Post-war justice

After 1945 a total of three proceedings came before the Berlin district court in connection with criminal offences at SA prison Papestrasse. In 1948 the former SA Field Policeman Ulrich Geguns was sentenced to ten years imprisonment.

The second case was directed against the plumber Franz Hübner. Hübner was accused as a former member of the communist KPD of having supported the SA Field Police in the search for and identification of persons that were to be arrested. In 1949 the judges sentenced Hübner to twelve years in prison.

Erich Krause was responsible for registering the prisoners and conducting the interrogations at Papestrasse. Despite proof of his complicity, the district court acquitted Krause in 1956 on the basis of the statute of limitations.

No extensive judicial investigation of the crimes committed in the SA prison at Papestrasse was ever conducted.

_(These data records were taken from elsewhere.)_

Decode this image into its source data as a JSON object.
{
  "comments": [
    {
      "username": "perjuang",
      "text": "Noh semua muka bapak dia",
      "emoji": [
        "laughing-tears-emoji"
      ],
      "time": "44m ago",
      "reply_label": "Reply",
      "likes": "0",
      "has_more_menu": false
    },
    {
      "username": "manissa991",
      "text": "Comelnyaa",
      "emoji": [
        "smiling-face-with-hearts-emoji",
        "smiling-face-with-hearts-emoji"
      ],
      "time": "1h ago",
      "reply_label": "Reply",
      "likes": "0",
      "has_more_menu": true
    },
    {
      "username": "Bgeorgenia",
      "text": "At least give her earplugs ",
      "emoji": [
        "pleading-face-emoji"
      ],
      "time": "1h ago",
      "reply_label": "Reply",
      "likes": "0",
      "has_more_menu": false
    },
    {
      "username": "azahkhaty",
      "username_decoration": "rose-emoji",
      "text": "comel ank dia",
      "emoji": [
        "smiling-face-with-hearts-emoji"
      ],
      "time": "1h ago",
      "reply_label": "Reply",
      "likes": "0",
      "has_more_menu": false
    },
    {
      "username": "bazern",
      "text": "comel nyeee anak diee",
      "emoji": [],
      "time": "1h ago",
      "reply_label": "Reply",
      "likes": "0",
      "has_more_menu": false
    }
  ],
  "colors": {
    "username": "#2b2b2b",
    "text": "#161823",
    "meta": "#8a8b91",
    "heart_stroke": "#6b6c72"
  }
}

This takes its place as another example of the fragmentary judicial measures undertaken in post-war Germany in dealing with the complex of crimes committed in concentration camps.